Actor and playwright Mark Doherty writes for Culture about Livin' Dred Theatre Company's eagerly anticipated revival of his acclaimed play Trad, which opens at the Pavillion Theatre, Dun Laoghaire this weekend, prior to a national tour.

I’d love to say that I intended to write Trad; that I conceived the idea, committed it to the page, and sat back and watched as it came to fruition as I had hoped and foreseen. I always imagined that this is how it works. And maybe it is, for great playwrights. My journey was a little different...

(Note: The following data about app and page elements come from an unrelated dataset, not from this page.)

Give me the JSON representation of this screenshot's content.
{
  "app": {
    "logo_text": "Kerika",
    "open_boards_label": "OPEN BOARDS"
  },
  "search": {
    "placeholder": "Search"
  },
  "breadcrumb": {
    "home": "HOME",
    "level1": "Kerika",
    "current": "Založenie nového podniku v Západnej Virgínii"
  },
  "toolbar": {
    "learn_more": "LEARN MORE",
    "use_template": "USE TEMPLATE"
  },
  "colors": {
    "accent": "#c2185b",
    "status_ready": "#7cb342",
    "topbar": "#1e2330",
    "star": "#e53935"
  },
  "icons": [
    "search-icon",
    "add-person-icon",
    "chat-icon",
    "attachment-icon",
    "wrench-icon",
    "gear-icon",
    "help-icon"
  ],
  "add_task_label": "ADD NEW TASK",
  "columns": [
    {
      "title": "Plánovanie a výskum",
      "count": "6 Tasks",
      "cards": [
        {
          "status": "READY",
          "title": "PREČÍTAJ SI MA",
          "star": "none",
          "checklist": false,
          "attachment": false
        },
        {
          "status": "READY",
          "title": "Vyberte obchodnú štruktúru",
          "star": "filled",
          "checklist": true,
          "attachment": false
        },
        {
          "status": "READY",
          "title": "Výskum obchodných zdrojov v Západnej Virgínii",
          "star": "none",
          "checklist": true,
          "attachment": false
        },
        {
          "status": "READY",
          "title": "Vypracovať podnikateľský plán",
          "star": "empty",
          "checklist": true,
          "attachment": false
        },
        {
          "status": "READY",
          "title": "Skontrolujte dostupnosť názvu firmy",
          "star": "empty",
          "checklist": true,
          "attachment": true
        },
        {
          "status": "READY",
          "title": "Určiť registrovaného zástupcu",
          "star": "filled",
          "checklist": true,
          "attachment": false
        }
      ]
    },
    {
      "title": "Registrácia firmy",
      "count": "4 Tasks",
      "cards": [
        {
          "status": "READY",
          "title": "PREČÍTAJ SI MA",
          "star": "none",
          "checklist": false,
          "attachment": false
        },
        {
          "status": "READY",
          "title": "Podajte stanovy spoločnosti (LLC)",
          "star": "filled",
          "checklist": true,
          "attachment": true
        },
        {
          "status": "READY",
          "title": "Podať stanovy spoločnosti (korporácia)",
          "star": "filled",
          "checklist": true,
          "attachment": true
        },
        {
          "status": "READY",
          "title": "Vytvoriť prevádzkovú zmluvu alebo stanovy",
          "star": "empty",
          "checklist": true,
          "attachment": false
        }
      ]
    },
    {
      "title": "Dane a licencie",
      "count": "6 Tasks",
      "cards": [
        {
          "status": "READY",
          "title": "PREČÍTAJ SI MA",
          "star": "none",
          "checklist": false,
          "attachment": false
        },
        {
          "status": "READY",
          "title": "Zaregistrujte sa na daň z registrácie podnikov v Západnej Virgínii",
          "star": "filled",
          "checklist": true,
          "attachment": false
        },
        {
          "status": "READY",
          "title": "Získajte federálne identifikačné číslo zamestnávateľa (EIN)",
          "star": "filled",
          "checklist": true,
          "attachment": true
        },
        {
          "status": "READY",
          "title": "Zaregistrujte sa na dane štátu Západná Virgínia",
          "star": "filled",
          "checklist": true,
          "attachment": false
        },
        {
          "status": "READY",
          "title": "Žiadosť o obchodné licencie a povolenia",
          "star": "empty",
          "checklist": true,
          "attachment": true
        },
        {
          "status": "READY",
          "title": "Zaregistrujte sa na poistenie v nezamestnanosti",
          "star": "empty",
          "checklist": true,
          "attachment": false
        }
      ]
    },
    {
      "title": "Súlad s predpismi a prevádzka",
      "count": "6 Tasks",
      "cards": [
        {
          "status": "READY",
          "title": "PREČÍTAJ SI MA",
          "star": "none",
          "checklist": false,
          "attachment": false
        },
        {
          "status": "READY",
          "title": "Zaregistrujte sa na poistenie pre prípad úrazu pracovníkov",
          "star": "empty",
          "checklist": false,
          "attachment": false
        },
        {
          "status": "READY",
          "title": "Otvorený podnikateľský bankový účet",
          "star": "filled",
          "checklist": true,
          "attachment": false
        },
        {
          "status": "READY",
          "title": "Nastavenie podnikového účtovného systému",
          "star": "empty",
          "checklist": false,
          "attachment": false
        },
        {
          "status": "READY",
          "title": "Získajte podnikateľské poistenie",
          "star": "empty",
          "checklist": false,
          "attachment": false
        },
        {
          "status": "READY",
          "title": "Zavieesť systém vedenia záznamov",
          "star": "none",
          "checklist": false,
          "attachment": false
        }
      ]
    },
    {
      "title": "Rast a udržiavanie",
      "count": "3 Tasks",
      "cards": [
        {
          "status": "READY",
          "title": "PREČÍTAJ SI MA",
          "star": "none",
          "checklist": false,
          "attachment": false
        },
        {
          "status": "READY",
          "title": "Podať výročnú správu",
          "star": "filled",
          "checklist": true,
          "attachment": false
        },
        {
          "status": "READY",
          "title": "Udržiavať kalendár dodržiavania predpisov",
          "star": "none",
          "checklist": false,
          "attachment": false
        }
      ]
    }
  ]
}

Trad began its life as a short radio piece- a two-hander, and little more than an extended sketch. It featured two ancient, bickering characters, father and son, bound together, mutually dependent, full of love and resentment equally, in an undefined time and place (anyone ever come across a fella called Beckett?). Anyhow, it went out on RTÉ radio, and that was that.

But I soon realised there was more to be done with it. The manuscript lived in a bottom drawer for months, but I could hear the characters screaming at me still. I would go to bed at night and re-run bits of scenes in my head. Or wake up to find the father and son had infiltrated my dreams. I could hear them with great clarity. So out came the script again. Without meaning to sound silly, this is a beautiful and privileged position to be in: the feeling that the characters are leading the writing process. On the rare days when this happens, it really is a thrill to go to work.

Listen: Director Aaron Monaghan and actors Emmet Kirwan and Seamus O'Rourke chat about Trad to RTÉ Arena:

Around this time, Rough Magic and the Dublin Fringe Festival came up with an initiative for new playwrights, called Seeds. In this environment, with lots of help and encouragement, my little play developed further. A year and a million rewrites later and I felt Trad, as a full-length stage piece, was ready to show to somebody. I bumped into legendary Irish (and true) playwright Tom Murphy and felt confident enough to tell him I had a play. I remember the look in his eye. "It’s not a play until actors breathe life into it. What you have is a script!" Humbled, and ever so slightly injured, I carried on. I was lucky then to find a sympathetic producer. Rose Parkinson, Galway International Theatre Festival director, got a hold of it, and got it! Mikel Murfi directed, and a perfect trio of actors, Frankie McCafferty, Peter Gowan and David Pearse, with a perfect blend of empathy and true comedy bones, turned the script into a play. Jim Doherty added music, and Trad came to life.

Watch: Director Arron Monahan talks Trad:

It’s quite bonkers, quite a surreal piece, and at the time, I felt, quite peculiarly Irish. The youngest character by far is one hundred and is missing an arm. His Da is missing a leg. But this doesn’t stop them setting out on one final short, epic, voyage. Having seen productions of it over the years, in far-flung places, it seems there’s a father/ son relationship at its heart that is recognizable and rings true anywhere. I can’t wait to see what director Aaron Monaghan and Livin’ Dred Theatre Company do with it!

Trad is at The Pavillion Theatre, Dun Laoghaire from April 5th-6th, before touring nationwide - find out more here.